World Media

Ruth Bader Ginsburg's recovery "on track", no sign of remaining cancer

Ruth Bader Ginsburg's recovery

Supreme Court Justice Ruth Bader Ginsburg is cancer-free and her recovery from surgery is "on track" - but she will miss a second week of oral arguments next week, the court announced Friday.

Speaking of her retirement, Ginsburg has also said that like her colleague, former Justice Paul Stevens, she would like to continue on the court until she turns 90. "Post-surgery evaluation indicates no evidence of remaining disease, and no further treatment is required", the Court released Friday afternoon.

Ginsburg, 85, had surgery in Manhattan on December 21 to remove two cancerous nodules from her left lung and was released on Christmas Day.

"Roe, I believe, would have been more acceptable as a judicial decision if it had not gone beyond a ruling on the extreme statute before the court", she wrote in the North Carolina Law Review.

This week, she missed arguments in the Supreme Court, marking her first absence since she joined the court in 1993, reported The Associated Press.

The court's oldest justice, Ginsburg - fondly known as "The Notorious RBG", a riff on slain rapper The Notorious B.I.G. - is a liberal stalwart who has said she will not retire as long as she feels she can do the work.

AT&T Rolls out Fake 5G Logo - and Competitors Pounce
Donovan said the 5G E icon will be used in 400 markets across the United States where AT&T has deployed advanced LTE technologies. Now, Igal Elbaz, AT&T's senior vice president for wireless technology, has defended the move in an interview with Tom's Guide .

The growths were found during tests Ginsburg had after she fractured ribs in a fall on November 7. Her husband, Martin Ginsburg, died in 2010 due to complications of metastatic cancer. The Supreme Court said at the time she underwent a "pulmonary lobectomy" resulting in the removal of two malignant nodules. She was released from the hospital in NY four days later and has been recuperating at home since then.

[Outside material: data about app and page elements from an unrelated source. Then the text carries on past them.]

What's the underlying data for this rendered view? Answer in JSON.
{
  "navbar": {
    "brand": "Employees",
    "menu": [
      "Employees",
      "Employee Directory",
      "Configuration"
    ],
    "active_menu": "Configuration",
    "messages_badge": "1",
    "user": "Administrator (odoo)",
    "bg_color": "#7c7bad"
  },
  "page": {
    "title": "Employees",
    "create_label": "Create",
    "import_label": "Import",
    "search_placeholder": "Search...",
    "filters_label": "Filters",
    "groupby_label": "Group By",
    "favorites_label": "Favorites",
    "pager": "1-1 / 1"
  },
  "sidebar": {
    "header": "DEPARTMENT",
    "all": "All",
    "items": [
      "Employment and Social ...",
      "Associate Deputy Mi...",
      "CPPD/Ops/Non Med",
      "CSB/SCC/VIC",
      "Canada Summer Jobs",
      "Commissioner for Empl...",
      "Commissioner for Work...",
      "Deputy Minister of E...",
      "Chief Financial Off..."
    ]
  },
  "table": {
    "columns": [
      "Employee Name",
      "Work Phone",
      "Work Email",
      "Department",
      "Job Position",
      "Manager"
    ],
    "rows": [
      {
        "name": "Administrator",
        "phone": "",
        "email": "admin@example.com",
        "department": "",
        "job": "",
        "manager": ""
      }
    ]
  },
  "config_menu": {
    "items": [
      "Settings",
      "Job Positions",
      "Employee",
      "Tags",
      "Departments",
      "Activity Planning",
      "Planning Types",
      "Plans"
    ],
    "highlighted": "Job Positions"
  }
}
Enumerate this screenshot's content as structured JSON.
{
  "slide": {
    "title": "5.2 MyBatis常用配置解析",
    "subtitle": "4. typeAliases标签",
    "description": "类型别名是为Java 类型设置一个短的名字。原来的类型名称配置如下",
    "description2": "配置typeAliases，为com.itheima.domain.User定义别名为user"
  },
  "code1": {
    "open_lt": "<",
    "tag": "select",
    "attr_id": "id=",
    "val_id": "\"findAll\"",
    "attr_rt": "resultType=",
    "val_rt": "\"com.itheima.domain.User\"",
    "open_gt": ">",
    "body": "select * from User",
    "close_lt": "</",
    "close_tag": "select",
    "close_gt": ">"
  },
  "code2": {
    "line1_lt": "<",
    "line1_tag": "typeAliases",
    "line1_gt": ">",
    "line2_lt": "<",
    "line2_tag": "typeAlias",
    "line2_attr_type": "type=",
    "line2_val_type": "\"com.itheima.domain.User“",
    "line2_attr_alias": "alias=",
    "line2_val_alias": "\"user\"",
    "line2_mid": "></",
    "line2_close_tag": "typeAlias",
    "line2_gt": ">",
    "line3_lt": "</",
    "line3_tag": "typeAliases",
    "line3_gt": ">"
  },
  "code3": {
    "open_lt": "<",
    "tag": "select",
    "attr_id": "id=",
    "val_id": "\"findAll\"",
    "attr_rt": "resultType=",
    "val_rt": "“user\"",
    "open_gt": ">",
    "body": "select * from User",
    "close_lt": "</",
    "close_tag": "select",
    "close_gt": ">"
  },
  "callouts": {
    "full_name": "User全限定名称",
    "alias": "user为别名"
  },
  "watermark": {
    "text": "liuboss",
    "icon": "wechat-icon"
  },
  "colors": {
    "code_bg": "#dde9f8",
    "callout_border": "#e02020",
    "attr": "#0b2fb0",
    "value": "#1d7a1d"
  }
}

According to AP, she underwent surgery for colorectal cancer in 1999 and pancreatic cancer in 2009.

Although Republicans netted three Senate pickups in the recent midterm election, giving them a 54-vote majority, the fact that Ginsburg's successor would likely be her ideological opposite-effectively picking up a seat-hearkens back, once again, to the last big confirmation battle of the pre-Trump era.

The White House has told allies at the Judicial Crisis Network and the Federalist Society to ready for another potential hard confirmation battle, Politico reports in an article relying on unnamed sources.

President Trump has wished Ginsburg a speedy recovery.

The source described the conversations as very preliminary so the White House is not "unprepared" for a grueling hearing.